  • Exposure, extrusion or erosion of mesh sling or suture into the vagina or other structures and organs
  • Fistula formation (abnormal connection or passageway that forms between two structures in the body)
  • Granuloma (small area of inflammation)/scar tissue formation
  • Hispareunia (male partner pain with intercourse)
  • Infection
  • Inflammation/irritation
  • Necrosis (tissue death)
  • Neuromuscular disorder
  • Pain
  • Palpable mesh (able to be felt by patient and/or partner)
  • Pelvic/urogenital pain
  • Perforation or injury to adjacent muscles, nerves, vessels, structures, or organs (e.g., bone, bladder, urethra, ureters, bowel, vagina)
  • Scarring
  • Seroma (fluid buildup at site of surgery)
  • Sexual dysfunction
  • Sling migration (movement)
  • Suture exposure
  • Ureteral obstruction
  • Urinary tract infection
  • Vaginal tightening/shortening
  • Voiding symptoms (e.g., dysuria (painful urination), urinary retention, incomplete emptying, bladder outlet obstruction, straining, position-dependent voiding, slow stream)
  • Wound dehiscence (re-opening of surgical incision)

This treatment is prescribed by your physician. Discuss the treatment options with your physician to understand the risks and benefits of the various options to determine if a mesh sling is right for you.
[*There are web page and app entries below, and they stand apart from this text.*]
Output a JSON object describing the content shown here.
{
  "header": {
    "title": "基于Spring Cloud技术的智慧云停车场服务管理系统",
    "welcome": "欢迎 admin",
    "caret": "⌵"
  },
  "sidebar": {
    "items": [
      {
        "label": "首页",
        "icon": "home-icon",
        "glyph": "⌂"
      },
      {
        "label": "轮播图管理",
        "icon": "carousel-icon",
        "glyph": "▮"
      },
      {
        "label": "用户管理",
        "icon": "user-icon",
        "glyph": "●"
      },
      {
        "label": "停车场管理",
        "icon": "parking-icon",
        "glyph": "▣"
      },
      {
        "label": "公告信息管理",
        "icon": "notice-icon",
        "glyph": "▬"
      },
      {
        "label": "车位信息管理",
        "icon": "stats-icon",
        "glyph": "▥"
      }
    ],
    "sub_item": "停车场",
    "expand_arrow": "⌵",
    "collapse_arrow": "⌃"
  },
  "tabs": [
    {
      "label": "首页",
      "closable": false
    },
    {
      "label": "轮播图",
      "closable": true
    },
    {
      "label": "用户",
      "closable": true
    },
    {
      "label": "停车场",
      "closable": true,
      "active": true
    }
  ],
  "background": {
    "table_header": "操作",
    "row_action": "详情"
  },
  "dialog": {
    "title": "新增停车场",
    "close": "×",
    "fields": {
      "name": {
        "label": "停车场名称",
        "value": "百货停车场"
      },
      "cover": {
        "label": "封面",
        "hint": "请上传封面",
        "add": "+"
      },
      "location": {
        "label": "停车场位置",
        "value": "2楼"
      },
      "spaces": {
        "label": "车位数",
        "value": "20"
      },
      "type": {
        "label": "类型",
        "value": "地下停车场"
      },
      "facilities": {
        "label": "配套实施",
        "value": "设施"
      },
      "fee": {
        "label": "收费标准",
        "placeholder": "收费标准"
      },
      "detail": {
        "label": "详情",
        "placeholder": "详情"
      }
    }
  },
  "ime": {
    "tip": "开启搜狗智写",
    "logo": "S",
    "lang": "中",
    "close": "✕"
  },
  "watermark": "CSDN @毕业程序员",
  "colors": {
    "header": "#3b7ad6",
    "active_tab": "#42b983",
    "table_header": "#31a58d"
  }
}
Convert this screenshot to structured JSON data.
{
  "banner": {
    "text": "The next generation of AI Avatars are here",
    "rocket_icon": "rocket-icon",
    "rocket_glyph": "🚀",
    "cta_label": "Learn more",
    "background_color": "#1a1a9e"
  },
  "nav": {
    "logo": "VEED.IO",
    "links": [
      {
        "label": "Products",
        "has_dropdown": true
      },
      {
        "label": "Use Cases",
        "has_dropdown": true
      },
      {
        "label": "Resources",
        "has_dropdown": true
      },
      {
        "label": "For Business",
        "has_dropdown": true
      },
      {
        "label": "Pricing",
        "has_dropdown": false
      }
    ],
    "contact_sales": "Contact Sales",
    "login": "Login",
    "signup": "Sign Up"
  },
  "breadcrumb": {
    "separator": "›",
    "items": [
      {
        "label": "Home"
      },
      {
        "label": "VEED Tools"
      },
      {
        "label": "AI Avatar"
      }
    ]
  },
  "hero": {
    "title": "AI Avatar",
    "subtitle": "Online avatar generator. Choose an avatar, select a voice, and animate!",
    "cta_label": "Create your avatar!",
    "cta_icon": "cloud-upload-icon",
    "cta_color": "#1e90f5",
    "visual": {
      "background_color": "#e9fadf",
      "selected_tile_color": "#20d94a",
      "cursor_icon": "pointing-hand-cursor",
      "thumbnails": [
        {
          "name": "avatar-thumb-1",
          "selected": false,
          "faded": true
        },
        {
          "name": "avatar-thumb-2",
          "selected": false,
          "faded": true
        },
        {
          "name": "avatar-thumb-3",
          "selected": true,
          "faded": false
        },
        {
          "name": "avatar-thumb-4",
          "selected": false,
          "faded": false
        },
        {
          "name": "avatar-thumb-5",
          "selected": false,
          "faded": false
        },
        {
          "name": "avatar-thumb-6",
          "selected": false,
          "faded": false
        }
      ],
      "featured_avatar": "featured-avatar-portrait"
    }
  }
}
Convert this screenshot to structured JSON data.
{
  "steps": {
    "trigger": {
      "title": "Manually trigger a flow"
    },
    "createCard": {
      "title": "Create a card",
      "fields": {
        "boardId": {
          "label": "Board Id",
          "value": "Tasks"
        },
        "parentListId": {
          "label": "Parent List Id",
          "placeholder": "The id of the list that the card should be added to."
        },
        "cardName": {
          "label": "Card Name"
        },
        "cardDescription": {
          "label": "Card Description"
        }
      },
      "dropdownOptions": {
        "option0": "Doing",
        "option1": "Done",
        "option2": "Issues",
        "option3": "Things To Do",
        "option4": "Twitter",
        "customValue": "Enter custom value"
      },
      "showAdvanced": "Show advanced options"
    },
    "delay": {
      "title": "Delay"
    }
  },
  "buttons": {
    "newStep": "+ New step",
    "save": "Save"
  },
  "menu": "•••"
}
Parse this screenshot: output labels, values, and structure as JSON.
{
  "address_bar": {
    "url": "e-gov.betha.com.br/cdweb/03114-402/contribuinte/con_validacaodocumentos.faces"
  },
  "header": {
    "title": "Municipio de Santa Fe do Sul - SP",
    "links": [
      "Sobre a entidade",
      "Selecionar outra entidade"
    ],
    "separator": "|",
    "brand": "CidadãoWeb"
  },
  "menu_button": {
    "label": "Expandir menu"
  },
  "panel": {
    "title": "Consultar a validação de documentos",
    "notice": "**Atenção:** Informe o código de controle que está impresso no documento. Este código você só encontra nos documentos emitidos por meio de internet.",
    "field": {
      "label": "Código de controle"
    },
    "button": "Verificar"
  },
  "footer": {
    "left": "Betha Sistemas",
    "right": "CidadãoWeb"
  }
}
Caution: Federal law (USA) restricts this device to sale by or on the order of a physician.

Minneapolis, MN
PM-03328 02/2024


  1. Mid-Urethral Sling – AUGS.(n.d.). Retrieved December 2, 2022, from
  2. Kocjancic, E., Erickson, T., Tu, L. M., Gheiler, E., & Van Drie, D. (2017). Two-year outcomes for the Altis®adjustable single incision sling system for treatment of stress urinary incontinence. Neurourology and urodynamics, 36(6), 1582–1587.
  3. Mostafa, A., Lim, C. P., Hopper, L., Madhuvrata, P., & Abdel-Fattah, M. (2014). Single-incision mini-slings versus standard midurethral slings in surgical management of female stress urinary incontinence: an updated systematic review and meta-analysis of effectiveness and complications. European urology, 65(2), 402–427.
  4. American College of Obstetricians and Gynecologists (n.d.). Urinary Incontinence Frequently Asked Questions. Retrieved January 4, 2023, from
  5. Patel UJ, Godecker AL, Giles DL, Brown HW. Updated Prevalence of Urinary Incontinence in Women: 2015-2018 National Population-Based Survey Data. Female Pelvic Med Reconstr Surg. 2022 Jan 12.
  6. Voices for PFD. Stress Urinary Incontinence. AUGS. Retrieved February 9, 2023, from
  7. Kinchen KS, Burgio K, Diokno AC, et al. Factors associated with women’s decisions to seek treatment for urinary incontinence. Journal of Women’s Health (2002). 2003 Sep;12(7):687-698. DOI: 10.1089/154099903322404339. PMID: 14583109.